5) If you're using a cake tin, it will take approximately 1 hour to cook. If you're using a silicone mould, it will take slightly less time, so start checking the top-half mould after 45 minutes. Insert a skewer into the middle and if it comes out clean then it's ready.
6) Allow the cake to cool in the tin or mould for about half an hour. To remove the cake from a baking tin, place a plate over the top, hold it in place against the tin and flip it over in movement. If it doesn't come straight out, give the cake tin and plate a couple of sudden, firm downward shakes. You should feel it move out of the tin after one or two shakes. If you're using a silicone mould, gently loosen the cake from the mould by pulling the mould away all the way around, then slowly peel the mould down the sides until you can lift the cake out.
7) Once your cake is completely cooled, it's time to make your buttercream icing, Put the butter in a clean bowl. If you're using food colouring, now is the time to add it to the butter and mix well. Next, very slowly start adding the icing sugar, a little at a time. Keep mixing between sugar additions.

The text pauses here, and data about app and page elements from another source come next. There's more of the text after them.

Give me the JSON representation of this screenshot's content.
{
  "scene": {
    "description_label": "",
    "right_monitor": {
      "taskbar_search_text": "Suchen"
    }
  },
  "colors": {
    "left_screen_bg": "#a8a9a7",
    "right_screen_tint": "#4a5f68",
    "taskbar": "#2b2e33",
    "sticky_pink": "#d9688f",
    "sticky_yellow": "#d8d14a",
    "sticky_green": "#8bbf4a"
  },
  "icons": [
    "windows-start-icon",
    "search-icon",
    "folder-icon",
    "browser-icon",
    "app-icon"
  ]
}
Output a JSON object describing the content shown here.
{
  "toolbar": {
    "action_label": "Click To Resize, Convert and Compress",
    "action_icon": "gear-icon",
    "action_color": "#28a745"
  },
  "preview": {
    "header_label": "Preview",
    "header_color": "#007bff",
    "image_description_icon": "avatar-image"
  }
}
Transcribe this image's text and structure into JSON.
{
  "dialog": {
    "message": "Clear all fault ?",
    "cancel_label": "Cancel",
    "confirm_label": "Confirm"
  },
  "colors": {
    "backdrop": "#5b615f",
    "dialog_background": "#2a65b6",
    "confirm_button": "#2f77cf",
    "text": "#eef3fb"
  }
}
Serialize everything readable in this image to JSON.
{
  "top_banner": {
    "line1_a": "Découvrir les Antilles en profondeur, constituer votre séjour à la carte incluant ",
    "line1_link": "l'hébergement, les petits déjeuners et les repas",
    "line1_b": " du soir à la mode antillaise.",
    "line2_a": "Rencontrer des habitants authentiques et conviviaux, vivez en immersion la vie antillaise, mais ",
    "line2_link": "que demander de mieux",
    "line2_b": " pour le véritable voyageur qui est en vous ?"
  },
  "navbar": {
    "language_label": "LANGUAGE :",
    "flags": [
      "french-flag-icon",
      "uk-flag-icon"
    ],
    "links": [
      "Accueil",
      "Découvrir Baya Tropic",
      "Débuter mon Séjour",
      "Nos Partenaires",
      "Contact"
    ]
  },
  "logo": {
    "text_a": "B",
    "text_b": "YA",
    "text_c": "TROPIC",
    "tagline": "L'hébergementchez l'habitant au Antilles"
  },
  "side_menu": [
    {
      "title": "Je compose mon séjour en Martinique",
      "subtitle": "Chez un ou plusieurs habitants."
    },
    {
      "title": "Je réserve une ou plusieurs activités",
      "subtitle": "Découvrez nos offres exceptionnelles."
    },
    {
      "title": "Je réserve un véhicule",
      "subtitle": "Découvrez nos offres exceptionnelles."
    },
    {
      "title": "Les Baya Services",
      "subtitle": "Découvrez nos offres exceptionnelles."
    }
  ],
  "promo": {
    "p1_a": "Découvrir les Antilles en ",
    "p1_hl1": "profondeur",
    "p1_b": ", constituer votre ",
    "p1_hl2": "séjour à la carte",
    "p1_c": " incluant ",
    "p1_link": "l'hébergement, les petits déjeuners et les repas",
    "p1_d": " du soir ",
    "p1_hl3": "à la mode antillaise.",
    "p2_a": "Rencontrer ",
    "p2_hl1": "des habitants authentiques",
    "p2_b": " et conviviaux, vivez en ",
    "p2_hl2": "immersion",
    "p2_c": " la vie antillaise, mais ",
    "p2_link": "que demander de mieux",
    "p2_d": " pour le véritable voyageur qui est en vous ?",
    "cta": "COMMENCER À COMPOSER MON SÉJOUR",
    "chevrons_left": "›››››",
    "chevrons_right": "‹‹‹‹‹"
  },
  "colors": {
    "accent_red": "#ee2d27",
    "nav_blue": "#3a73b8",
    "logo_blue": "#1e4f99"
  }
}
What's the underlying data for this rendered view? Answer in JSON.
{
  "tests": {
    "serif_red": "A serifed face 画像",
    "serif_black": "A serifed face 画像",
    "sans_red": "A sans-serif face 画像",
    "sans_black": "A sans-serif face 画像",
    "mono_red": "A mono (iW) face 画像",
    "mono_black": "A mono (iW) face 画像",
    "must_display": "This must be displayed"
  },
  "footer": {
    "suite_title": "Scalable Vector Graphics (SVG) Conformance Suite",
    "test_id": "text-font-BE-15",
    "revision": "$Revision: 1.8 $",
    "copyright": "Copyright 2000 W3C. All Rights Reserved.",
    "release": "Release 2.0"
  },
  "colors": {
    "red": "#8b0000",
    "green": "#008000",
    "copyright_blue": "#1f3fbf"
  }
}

8) If the tops of your cake have baked a bit unevenly, you can take a knife and cut them smooth so the two halves will fit together without rocking. Using a knife dipped in cold water, put about a cm of the buttercream icing on the top of the bottom half, then position the cone-shaped half on top so the two flat sides meet.
9) Now comes the fun part. Ice the top cone with your buttercream. You can try swirling it, making a cross-hatch pattern, just going for smooth, whatever you like. If it's going to be a birthday cake, once the icing has had a chance to settle, you can add writing and candles.
If you're using silicone moulds, it's helpful to put them on a baking tray so you can transfer them into and out of the oven without disturbing the cake mix inside the cupcake mould.
This cake will keep best at room temperature for a day or two in a cake tin. Beyond that, wrap in clingfilm and refrigerate for up to four days. You can also freeze the cake before icing it for up to three months. Defrost completely and then ice when you're ready to serve it.
To add flavour to your icing, try adding 1 tsp of vanilla extract or almond extract. Another alternative for flavour is adding lemon, lime or orange zest to the icing.
If you need to make this a gluten-free recipe, you can substitute almond flour for self-raising flour. You may need to add a little more almond flour to get the right consistency, but add it a little at a time so you don't go too far the other way and make it too dry. You can also make this recipe vegan-friendly by using vegan butter.
In all instances, avoid almond flour and almond extract if you are serving to someone with nut allergies.
Born and raised in New York, Liz came to London as a student when she was 19, fell in love and stayed to raise her son, who’s now successfully launched into adulthood. Her favourite things are travel, trying out new experiences and adventures – both big and small – animals, the outdoors and sharing her discoveries with others. She and her son still enjoy going on ‘exploratoriums’ – their word for just setting off together and seeing what they discover.